Perry meets with donors about 2016 run?
Texas Gov. Rick Perry is inviting hundreds of prominent Republican donors and policy experts to a series of gatherings next month that are intended to rebuild his damaged national brand and lay the foundation for a potential 2016 presidential campaign, fundraisers and organizers confirmed to POLITICO.I think Perry would make a very good President if he goes to Washington and employs the same policies that have been successful in Texas. His challenge in dealing with the donors is to show that he is ready to be a good candidate. He has some obvious political skills and can be quite charming one on one or in small groups. He is going to have to show an ability to come across on the big stage at a debate. If he can do that he should have a good chance to get the nomination and win.
The small-group sessions kick off Tuesday and Wednesday in Austin with a pair of lunches and dinners held in the governor’s mansion wedged between policy briefings at the nearby office of Perry senior adviser Jeff Miller. In all, Perry’s team expects he will meet in person with more than 500 major donors and bundlers from around the country in December as well as a slew of operatives, Republican National Committee members and policy experts.
Perry’s intensive month of foundation-building comes as other prospective Republican presidential candidates – notably former Florida Gov. Jeb Bush and Texas Sen. Ted Cruz – are engaging with the wealthy Texanswho for years have been among the GOP’s most significant sources of cash. As the heir to a political dynasty with deep Texas ties, Bush in particular could seriously cut into Perry’s financial base. Bush over the last few months has met with major Texas donors.
Perry has long enjoyed support from Texas’s biggest wallets for his state campaigns, but some of the donors remain skeptical of his presidential viability as a result of his bumbling 2012 run, during which some abandoned him in favor of eventual nominee Mitt Romney.

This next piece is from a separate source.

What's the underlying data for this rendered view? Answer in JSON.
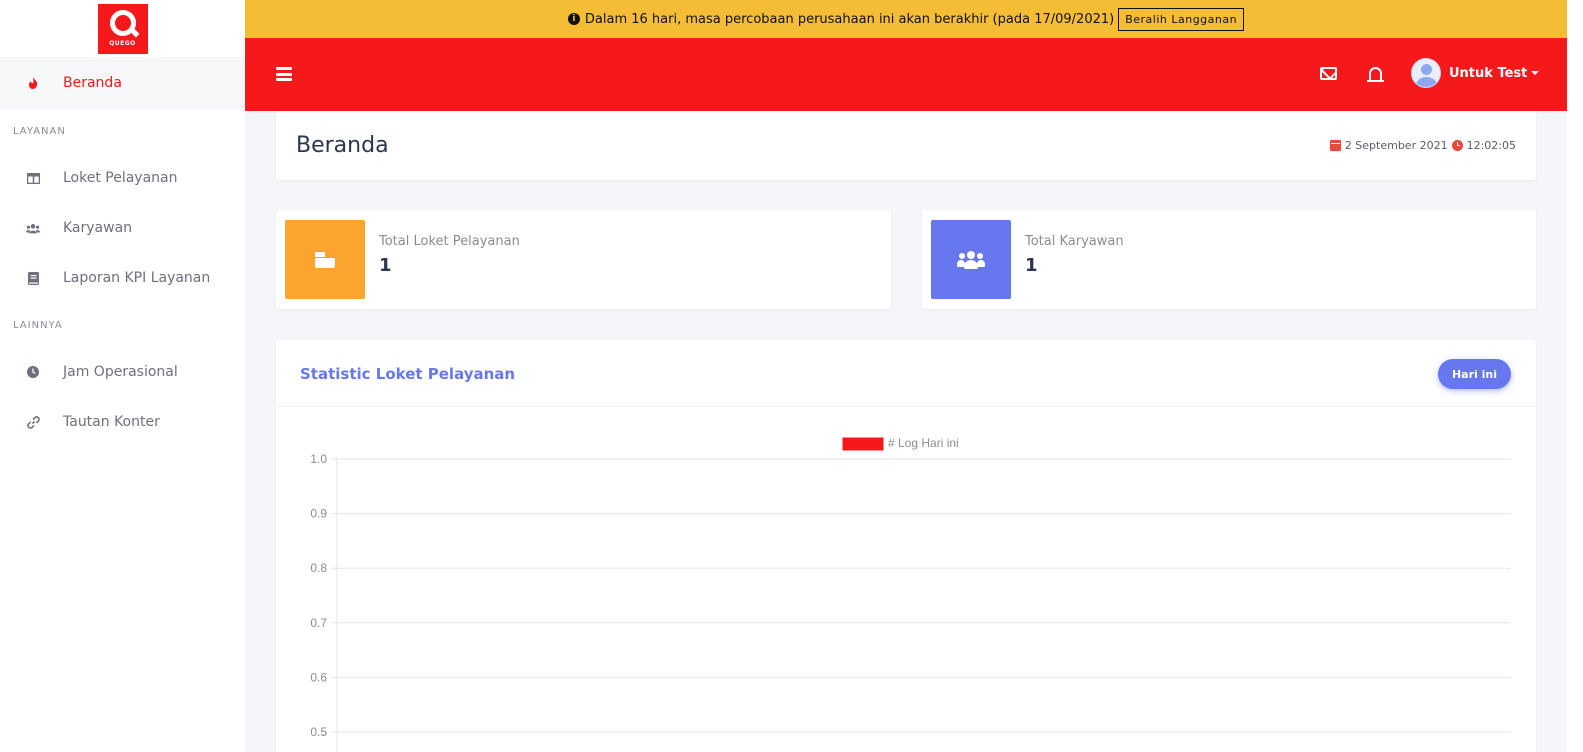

Perry had entered the race to much fanfare as the most formidable GOP foe to Romney. But his debate performances induced cringes, his anti-establishment tough talk prompted grumbles in the business community and he had only limited success expanding his fundraising base beyond Texas. When he dropped out not long after finishing fifth in the Iowa caucuses, Perry further alienated his party’s business wing by snubbing Romney and backing the long-shot rival campaign of Newt Gingrich.